WHAT THIS TASK INVOLVES:
Pictures excluded, copy all of the data below exactly.

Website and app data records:
= Beginning of Section =
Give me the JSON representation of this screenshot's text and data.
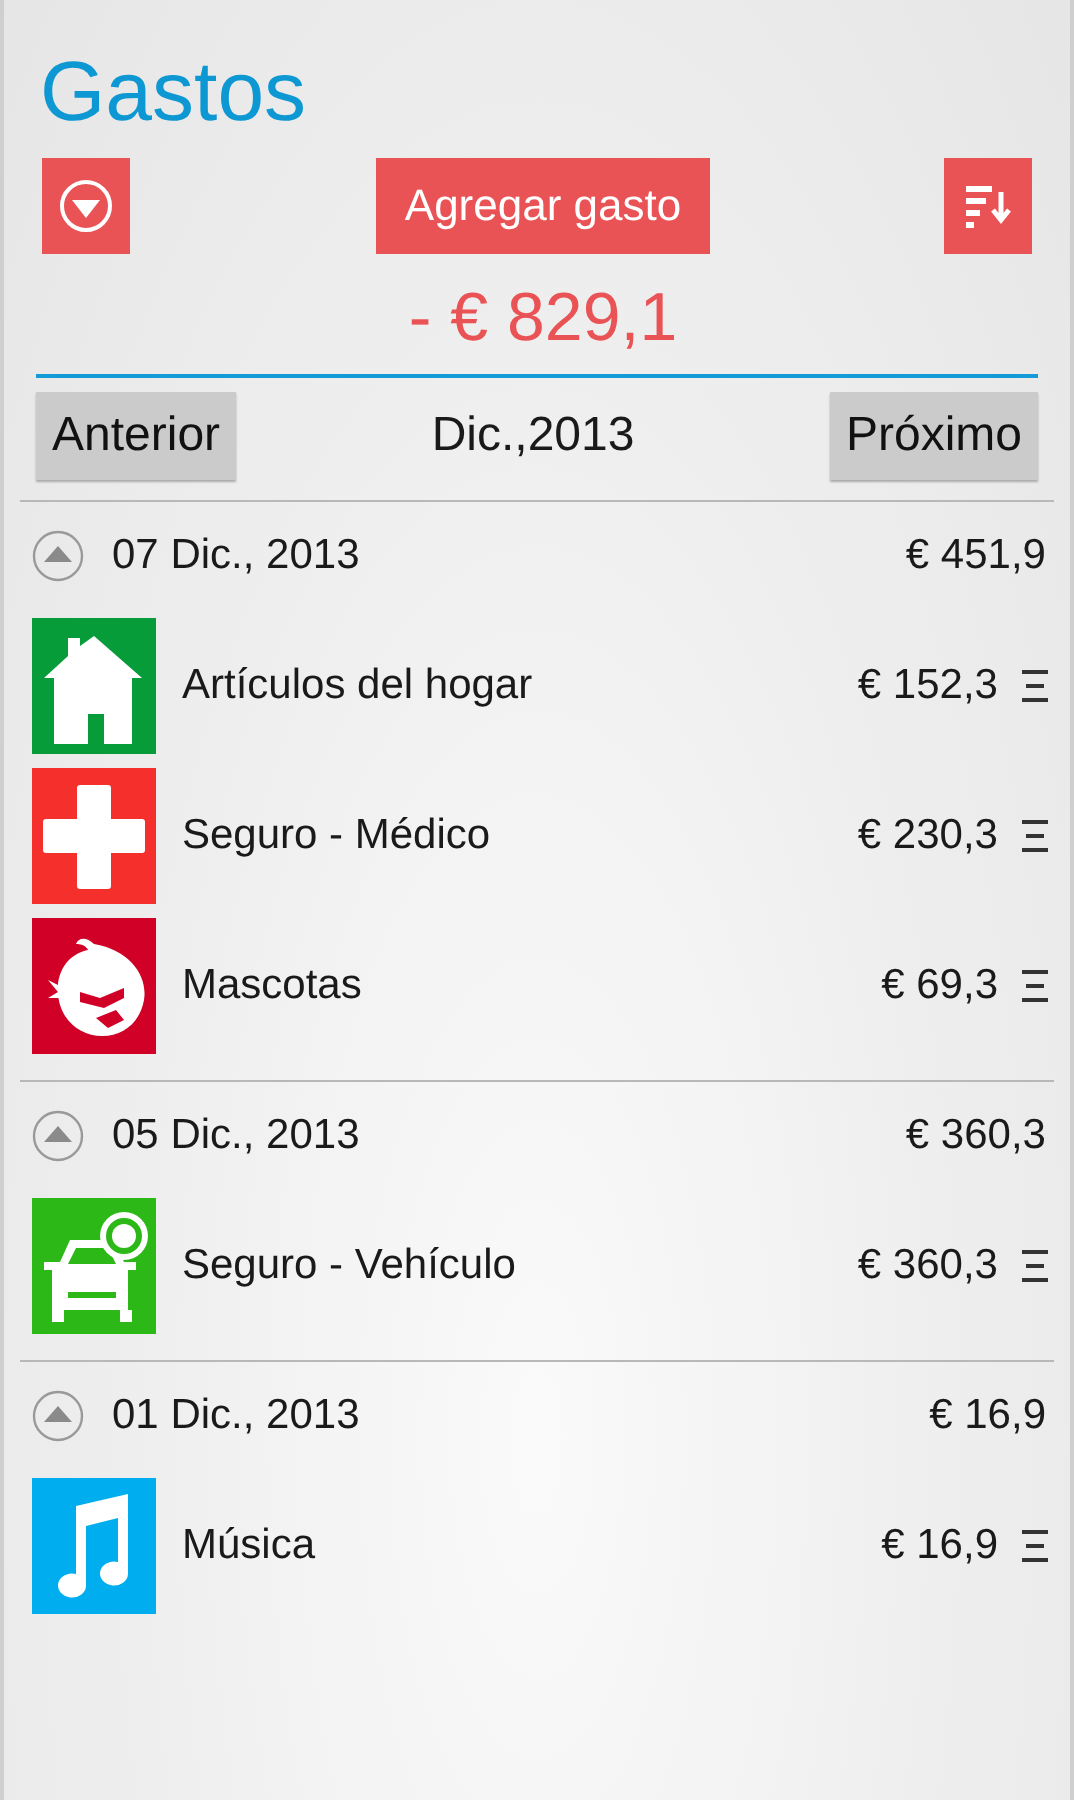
{
  "title": "Gastos",
  "add_button": {
    "label": "Agregar gasto"
  },
  "total": "- € 829,1",
  "period": {
    "previous": "Anterior",
    "label": "Dic.,2013",
    "next": "Próximo"
  },
  "groups": [
    {
      "date": "07 Dic., 2013",
      "total": "€ 451,9",
      "expanded": true,
      "items": [
        {
          "name": "Artículos del hogar",
          "amount": "€ 152,3",
          "kind": "house",
          "color": "#069c3a"
        },
        {
          "name": "Seguro - Médico",
          "amount": "€ 230,3",
          "kind": "medical",
          "color": "#f5302c"
        },
        {
          "name": "Mascotas",
          "amount": "€ 69,3",
          "kind": "pet",
          "color": "#d00027"
        }
      ]
    },
    {
      "date": "05 Dic., 2013",
      "total": "€ 360,3",
      "expanded": true,
      "items": [
        {
          "name": "Seguro - Vehículo",
          "amount": "€ 360,3",
          "kind": "car",
          "color": "#2cb816"
        }
      ]
    },
    {
      "date": "01 Dic., 2013",
      "total": "€ 16,9",
      "expanded": true,
      "items": [
        {
          "name": "Música",
          "amount": "€ 16,9",
          "kind": "music",
          "color": "#00aeef"
        }
      ]
    }
  ]
}
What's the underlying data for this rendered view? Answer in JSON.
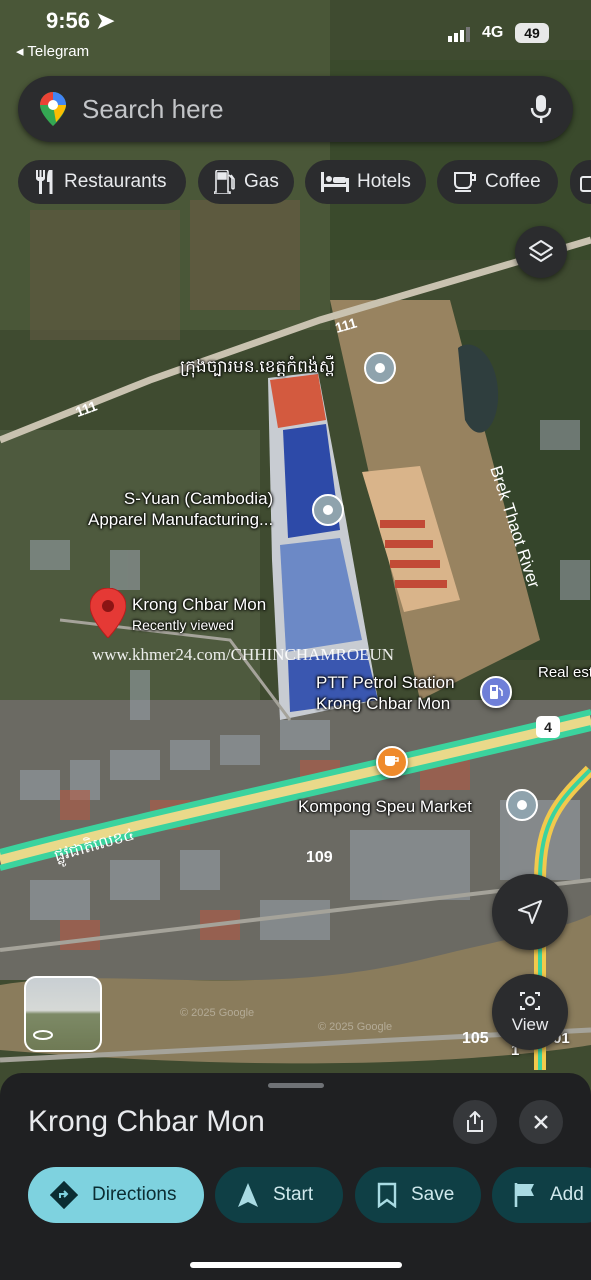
{
  "status_bar": {
    "time": "9:56",
    "back_app": "◂ Telegram",
    "network": "4G",
    "battery": "49"
  },
  "search": {
    "placeholder": "Search here"
  },
  "chips": [
    {
      "label": "Restaurants",
      "icon": "fork-knife-icon"
    },
    {
      "label": "Gas",
      "icon": "gas-pump-icon"
    },
    {
      "label": "Hotels",
      "icon": "bed-icon"
    },
    {
      "label": "Coffee",
      "icon": "coffee-cup-icon"
    }
  ],
  "map": {
    "road_labels": {
      "r111_a": "111",
      "r111_b": "111",
      "r109": "109",
      "r105": "105",
      "r4": "4",
      "r1a": "1",
      "r1b": "01"
    },
    "places": {
      "city_hall": "ក្រុងច្បារមន.ខេត្តកំពង់ស្ពឺ",
      "factory_line1": "S-Yuan (Cambodia)",
      "factory_line2": "Apparel Manufacturing...",
      "selected_name": "Krong Chbar Mon",
      "selected_sub": "Recently viewed",
      "river": "Brek Thaot River",
      "real_estate": "Real est",
      "ptt_line1": "PTT Petrol Station",
      "ptt_line2": "Krong Chbar Mon",
      "market": "Kompong Speu Market",
      "national_road": "ផ្លូវជាតិលេខ៤"
    },
    "watermark": "www.khmer24.com/CHHINCHAMROEUN",
    "copyright_1": "© 2025 Google",
    "copyright_2": "© 2025 Google",
    "view_button": "View"
  },
  "sheet": {
    "title": "Krong Chbar Mon",
    "actions": [
      {
        "label": "Directions",
        "icon": "directions-icon"
      },
      {
        "label": "Start",
        "icon": "navigation-arrow-icon"
      },
      {
        "label": "Save",
        "icon": "bookmark-icon"
      },
      {
        "label": "Add",
        "icon": "flag-icon"
      }
    ]
  },
  "colors": {
    "accent": "#7ed2df",
    "sheet_bg": "#1f2022",
    "chip_bg": "#2b2c2e",
    "pin_red": "#e53935"
  }
}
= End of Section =
SOLUTION:
Give me the JSON representation of this screenshot's text and data.
{
  "title": "Gastos",
  "add_button": {
    "label": "Agregar gasto"
  },
  "total": "- € 829,1",
  "period": {
    "previous": "Anterior",
    "label": "Dic.,2013",
    "next": "Próximo"
  },
  "groups": [
    {
      "date": "07 Dic., 2013",
      "total": "€ 451,9",
      "expanded": true,
      "items": [
        {
          "name": "Artículos del hogar",
          "amount": "€ 152,3",
          "kind": "house",
          "color": "#069c3a"
        },
        {
          "name": "Seguro - Médico",
          "amount": "€ 230,3",
          "kind": "medical",
          "color": "#f5302c"
        },
        {
          "name": "Mascotas",
          "amount": "€ 69,3",
          "kind": "pet",
          "color": "#d00027"
        }
      ]
    },
    {
      "date": "05 Dic., 2013",
      "total": "€ 360,3",
      "expanded": true,
      "items": [
        {
          "name": "Seguro - Vehículo",
          "amount": "€ 360,3",
          "kind": "car",
          "color": "#2cb816"
        }
      ]
    },
    {
      "date": "01 Dic., 2013",
      "total": "€ 16,9",
      "expanded": true,
      "items": [
        {
          "name": "Música",
          "amount": "€ 16,9",
          "kind": "music",
          "color": "#00aeef"
        }
      ]
    }
  ]
}
What's the underlying data for this rendered view? Answer in JSON.
{
  "status_bar": {
    "time": "9:56",
    "back_app": "◂ Telegram",
    "network": "4G",
    "battery": "49"
  },
  "search": {
    "placeholder": "Search here"
  },
  "chips": [
    {
      "label": "Restaurants",
      "icon": "fork-knife-icon"
    },
    {
      "label": "Gas",
      "icon": "gas-pump-icon"
    },
    {
      "label": "Hotels",
      "icon": "bed-icon"
    },
    {
      "label": "Coffee",
      "icon": "coffee-cup-icon"
    }
  ],
  "map": {
    "road_labels": {
      "r111_a": "111",
      "r111_b": "111",
      "r109": "109",
      "r105": "105",
      "r4": "4",
      "r1a": "1",
      "r1b": "01"
    },
    "places": {
      "city_hall": "ក្រុងច្បារមន.ខេត្តកំពង់ស្ពឺ",
      "factory_line1": "S-Yuan (Cambodia)",
      "factory_line2": "Apparel Manufacturing...",
      "selected_name": "Krong Chbar Mon",
      "selected_sub": "Recently viewed",
      "river": "Brek Thaot River",
      "real_estate": "Real est",
      "ptt_line1": "PTT Petrol Station",
      "ptt_line2": "Krong Chbar Mon",
      "market": "Kompong Speu Market",
      "national_road": "ផ្លូវជាតិលេខ៤"
    },
    "watermark": "www.khmer24.com/CHHINCHAMROEUN",
    "copyright_1": "© 2025 Google",
    "copyright_2": "© 2025 Google",
    "view_button": "View"
  },
  "sheet": {
    "title": "Krong Chbar Mon",
    "actions": [
      {
        "label": "Directions",
        "icon": "directions-icon"
      },
      {
        "label": "Start",
        "icon": "navigation-arrow-icon"
      },
      {
        "label": "Save",
        "icon": "bookmark-icon"
      },
      {
        "label": "Add",
        "icon": "flag-icon"
      }
    ]
  },
  "colors": {
    "accent": "#7ed2df",
    "sheet_bg": "#1f2022",
    "chip_bg": "#2b2c2e",
    "pin_red": "#e53935"
  }
}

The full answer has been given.